"There's a great deal of concern about the lack of sincerity on the Iranians' part," Paul said Friday.
Iran's supreme leader expressed pessimism this week about the deal, saying that he neither supports nor opposes it and that all sanctions on the country must be lifted for a final agreement.
Paul voted to impose sanctions on Iran and was one of 47 senators who signed a letter to the country's leaders over the negotiations, suggesting they could later be undone by Congress. Paul has said that he is for a negotiated deal and signed the letter to help Obama "negotiate from a position of strength" by telling Iran that he has to deal with Congress.

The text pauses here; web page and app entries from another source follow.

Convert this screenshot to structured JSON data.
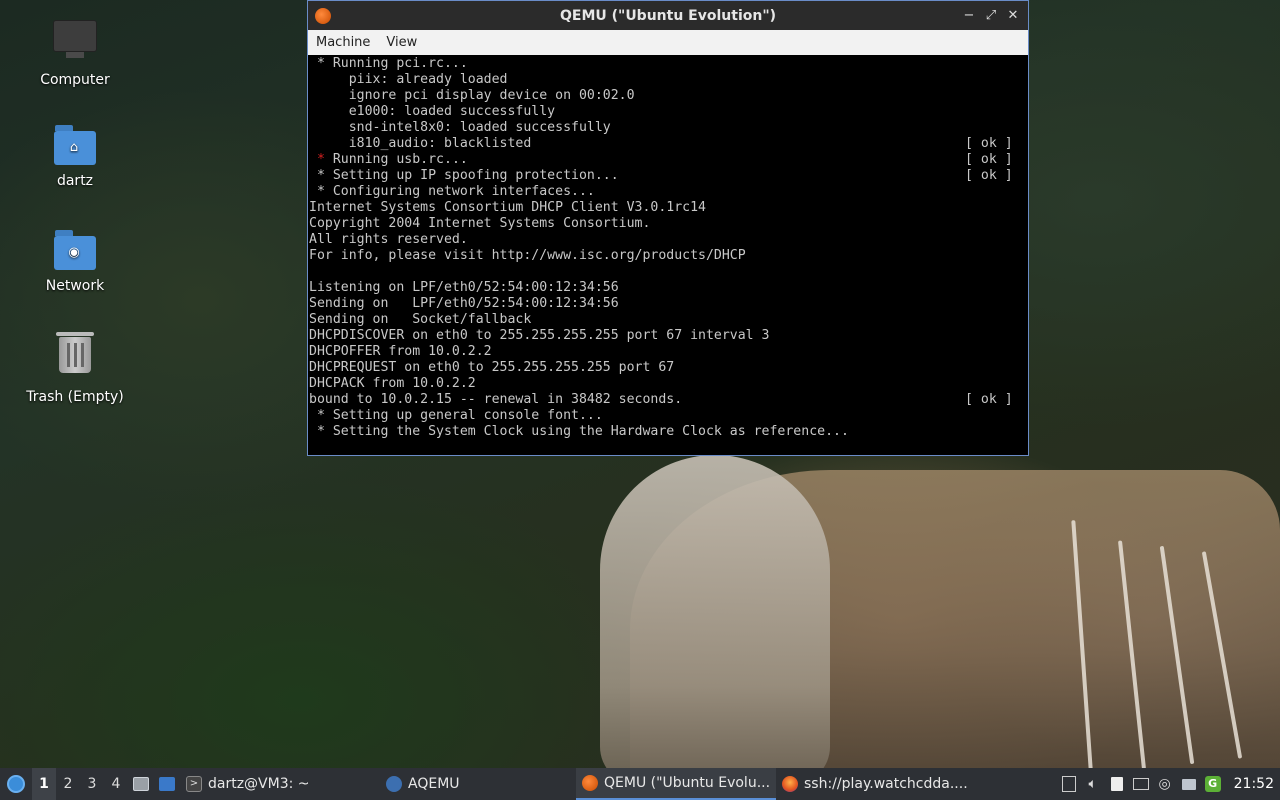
{
  "desktop": {
    "icons": [
      {
        "label": "Computer",
        "icon": "computer-icon"
      },
      {
        "label": "dartz",
        "icon": "home-folder-icon"
      },
      {
        "label": "Network",
        "icon": "network-folder-icon"
      },
      {
        "label": "Trash (Empty)",
        "icon": "trash-icon"
      }
    ]
  },
  "qemu_window": {
    "title": "QEMU (\"Ubuntu Evolution\")",
    "menu": [
      "Machine",
      "View"
    ],
    "controls": {
      "minimize": "−",
      "maximize": "⤢",
      "close": "✕"
    },
    "console_lines": [
      {
        "text": " * Running pci.rc...",
        "ok": ""
      },
      {
        "text": "     piix: already loaded",
        "ok": ""
      },
      {
        "text": "     ignore pci display device on 00:02.0",
        "ok": ""
      },
      {
        "text": "     e1000: loaded successfully",
        "ok": ""
      },
      {
        "text": "     snd-intel8x0: loaded successfully",
        "ok": ""
      },
      {
        "text": "     i810_audio: blacklisted",
        "ok": "[ ok ]"
      },
      {
        "text": " * Running usb.rc...",
        "ok": "[ ok ]",
        "red_star": true
      },
      {
        "text": " * Setting up IP spoofing protection...",
        "ok": "[ ok ]"
      },
      {
        "text": " * Configuring network interfaces...",
        "ok": ""
      },
      {
        "text": "Internet Systems Consortium DHCP Client V3.0.1rc14",
        "ok": ""
      },
      {
        "text": "Copyright 2004 Internet Systems Consortium.",
        "ok": ""
      },
      {
        "text": "All rights reserved.",
        "ok": ""
      },
      {
        "text": "For info, please visit http://www.isc.org/products/DHCP",
        "ok": ""
      },
      {
        "text": "",
        "ok": ""
      },
      {
        "text": "Listening on LPF/eth0/52:54:00:12:34:56",
        "ok": ""
      },
      {
        "text": "Sending on   LPF/eth0/52:54:00:12:34:56",
        "ok": ""
      },
      {
        "text": "Sending on   Socket/fallback",
        "ok": ""
      },
      {
        "text": "DHCPDISCOVER on eth0 to 255.255.255.255 port 67 interval 3",
        "ok": ""
      },
      {
        "text": "DHCPOFFER from 10.0.2.2",
        "ok": ""
      },
      {
        "text": "DHCPREQUEST on eth0 to 255.255.255.255 port 67",
        "ok": ""
      },
      {
        "text": "DHCPACK from 10.0.2.2",
        "ok": ""
      },
      {
        "text": "bound to 10.0.2.15 -- renewal in 38482 seconds.",
        "ok": "[ ok ]"
      },
      {
        "text": " * Setting up general console font...",
        "ok": ""
      },
      {
        "text": " * Setting the System Clock using the Hardware Clock as reference...",
        "ok": ""
      }
    ]
  },
  "taskbar": {
    "workspaces": [
      "1",
      "2",
      "3",
      "4"
    ],
    "active_workspace": "1",
    "tasks": [
      {
        "label": "dartz@VM3: ~",
        "icon": "terminal-icon",
        "active": false
      },
      {
        "label": "AQEMU",
        "icon": "aqemu-icon",
        "active": false
      },
      {
        "label": "QEMU (\"Ubuntu Evolu...",
        "icon": "qemu-icon",
        "active": true
      },
      {
        "label": "ssh://play.watchcdda....",
        "icon": "firefox-icon",
        "active": false
      }
    ],
    "clock": "21:52"
  },
  "colors": {
    "taskbar_bg": "#2d3035",
    "titlebar_bg": "#2b2b2b",
    "window_border": "#6a8cc8",
    "console_fg": "#c8c8c8",
    "console_bg": "#000000"
  }
}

Paul said Friday that "proof of compliance and proof of goodwill" must be established before any sanctions are removed.
Secretary of State John F. Kerry and his team are working to finalize a deal by a June 30 deadline.
Paul said Friday the support for negotiations is where "I differ from some Republicans," and said he doesn't think they need to be immediately stopped.

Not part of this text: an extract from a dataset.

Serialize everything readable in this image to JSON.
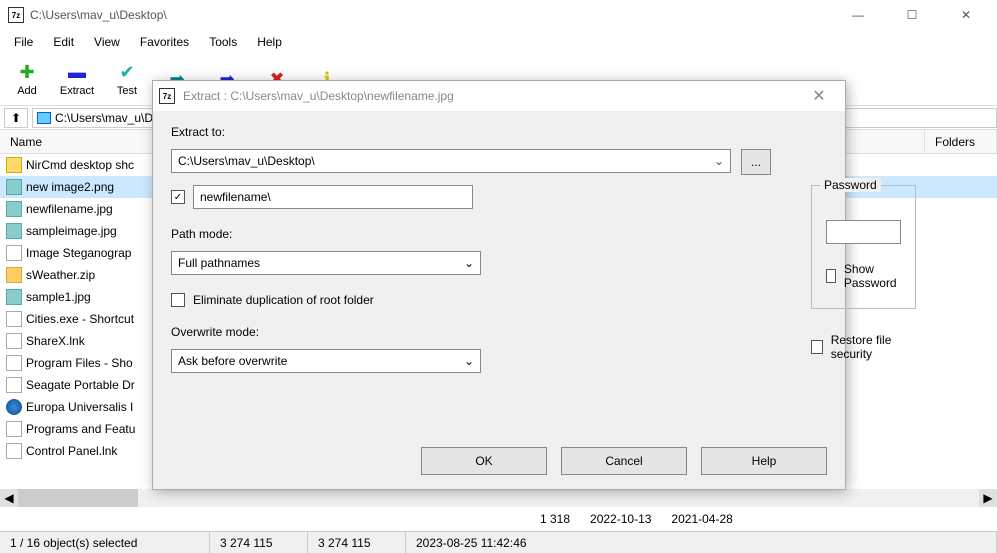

"I think they need to keep the sanctions in place but I think keeping the door open, continuing conversations, is better than war," he said.
Paul's campaign kicked off with a number of interviews where Paul bristled at questions about his Iran policy, including queries on a 2007 comment where he dubbed the idea that Iran posed a threat to U.S. security a "ridiculous" one. Paul has said that the comment was eight years ago and both his views -- and the world -- have changed.